- Problem requirements
Find every line of the listing below where "text" appears, and copy it.
────────────────────────────────────────
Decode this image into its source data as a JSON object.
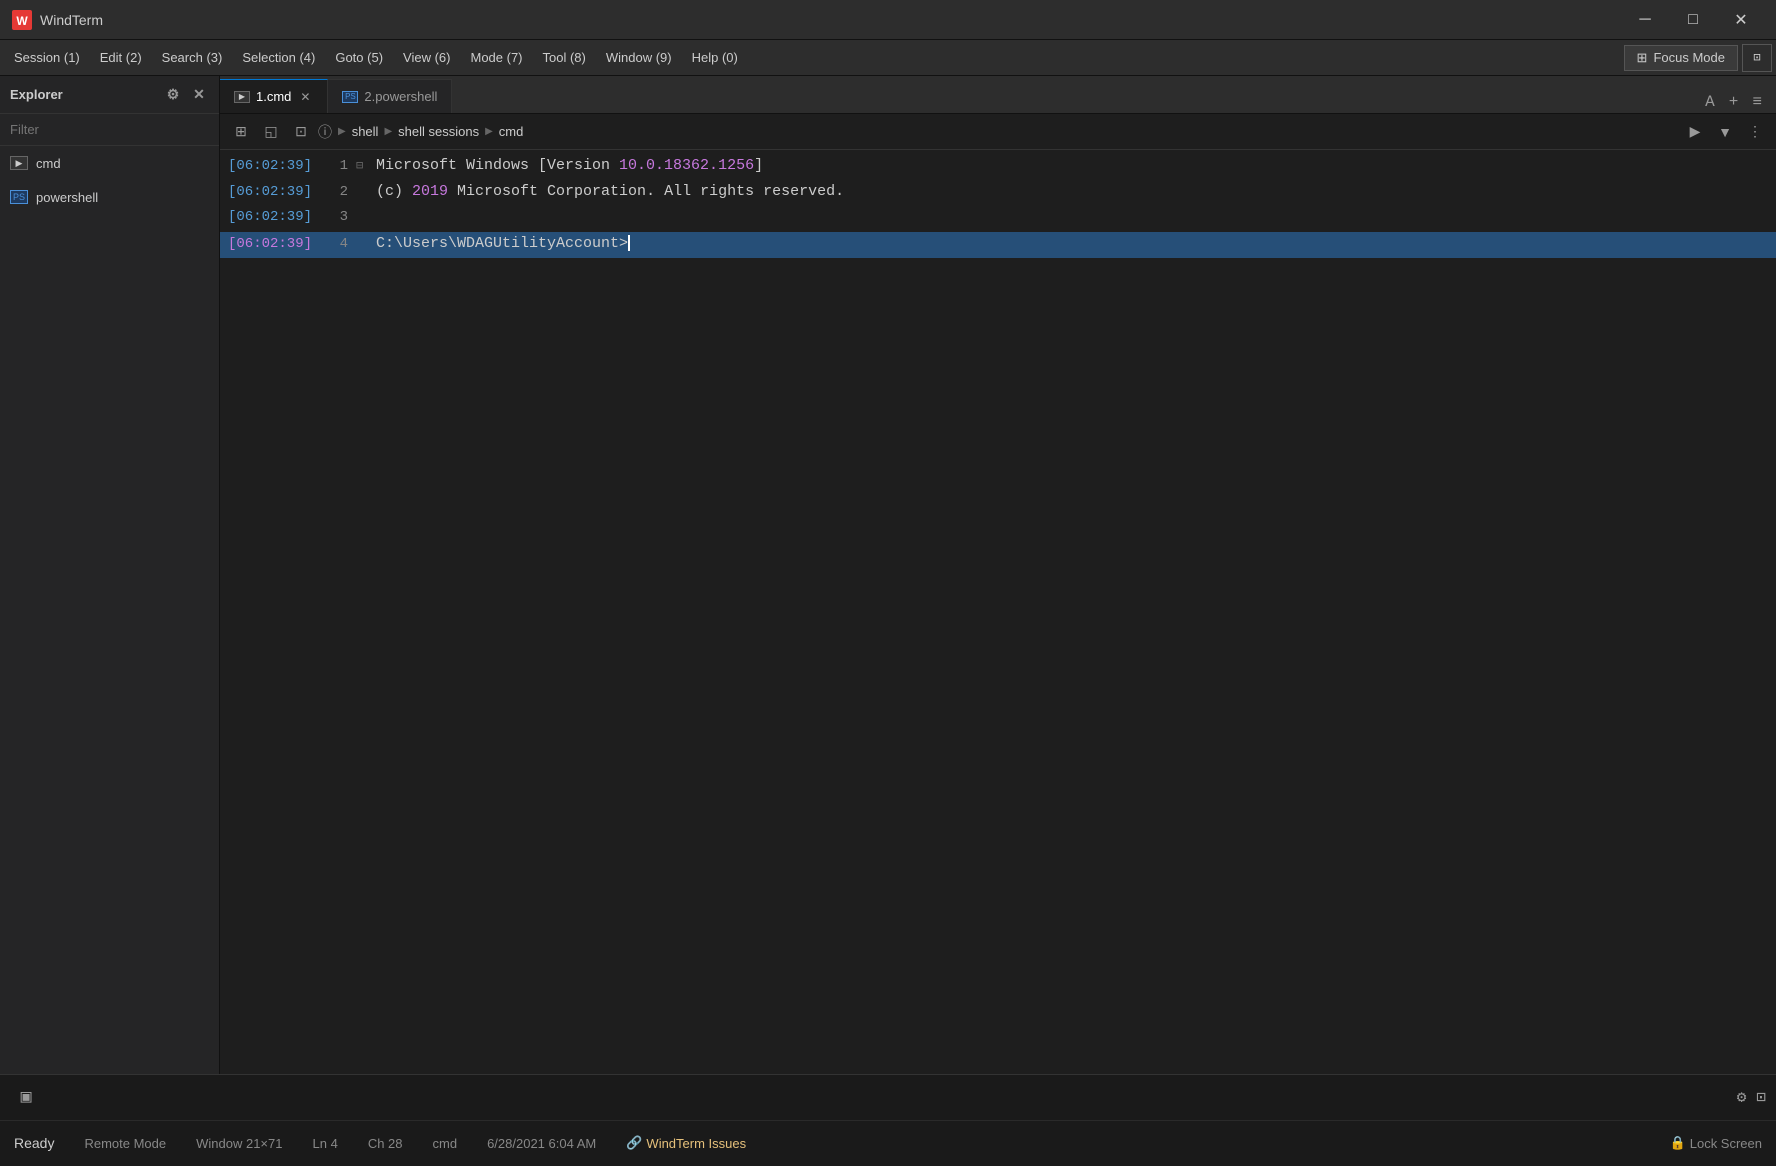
{
  "app": {
    "title": "WindTerm",
    "logo_color": "#e53935"
  },
  "title_controls": {
    "minimize": "─",
    "maximize": "□",
    "close": "✕"
  },
  "menu": {
    "items": [
      "Session (1)",
      "Edit (2)",
      "Search (3)",
      "Selection (4)",
      "Goto (5)",
      "View (6)",
      "Mode (7)",
      "Tool (8)",
      "Window (9)",
      "Help (0)"
    ],
    "focus_mode": "Focus Mode"
  },
  "sidebar": {
    "title": "Explorer",
    "filter_placeholder": "Filter",
    "items": [
      {
        "label": "cmd",
        "type": "cmd"
      },
      {
        "label": "powershell",
        "type": "powershell"
      }
    ]
  },
  "tabs": [
    {
      "label": "1.cmd",
      "type": "cmd",
      "active": true,
      "closeable": true
    },
    {
      "label": "2.powershell",
      "type": "powershell",
      "active": false,
      "closeable": false
    }
  ],
  "toolbar": {
    "info_icon": "ⓘ",
    "breadcrumb": {
      "part1": "shell",
      "part2": "shell sessions",
      "part3": "cmd"
    }
  },
  "terminal": {
    "lines": [
      {
        "timestamp": "[06:02:39]",
        "num": "1",
        "fold": "⊟",
        "content_parts": [
          {
            "text": "Microsoft Windows [Version ",
            "class": "c-white"
          },
          {
            "text": "10.0.18362.1256",
            "class": "c-purple"
          },
          {
            "text": "]",
            "class": "c-white"
          }
        ],
        "active": false
      },
      {
        "timestamp": "[06:02:39]",
        "num": "2",
        "fold": "",
        "content_parts": [
          {
            "text": "(c) ",
            "class": "c-white"
          },
          {
            "text": "2019",
            "class": "c-purple"
          },
          {
            "text": " Microsoft Corporation. All rights reserved.",
            "class": "c-white"
          }
        ],
        "active": false
      },
      {
        "timestamp": "[06:02:39]",
        "num": "3",
        "fold": "",
        "content_parts": [],
        "active": false
      },
      {
        "timestamp": "[06:02:39]",
        "num": "4",
        "fold": "",
        "content_parts": [
          {
            "text": "C:\\Users\\WDAGUtilityAccount>",
            "class": "c-white"
          }
        ],
        "active": true,
        "has_cursor": true
      }
    ]
  },
  "status": {
    "ready": "Ready",
    "remote_mode": "Remote Mode",
    "window": "Window 21×71",
    "ln": "Ln 4",
    "ch": "Ch 28",
    "shell": "cmd",
    "datetime": "6/28/2021  6:04 AM",
    "issues": "WindTerm Issues",
    "lock": "Lock Screen"
  }
}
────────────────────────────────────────
- Solution to this task
            "text": "Microsoft Windows [Version ",
            "text": "10.0.18362.1256",
            "text": "]",
            "text": "(c) ",
            "text": "2019",
            "text": " Microsoft Corporation. All rights reserved.",
            "text": "C:\\Users\\WDAGUtilityAccount>",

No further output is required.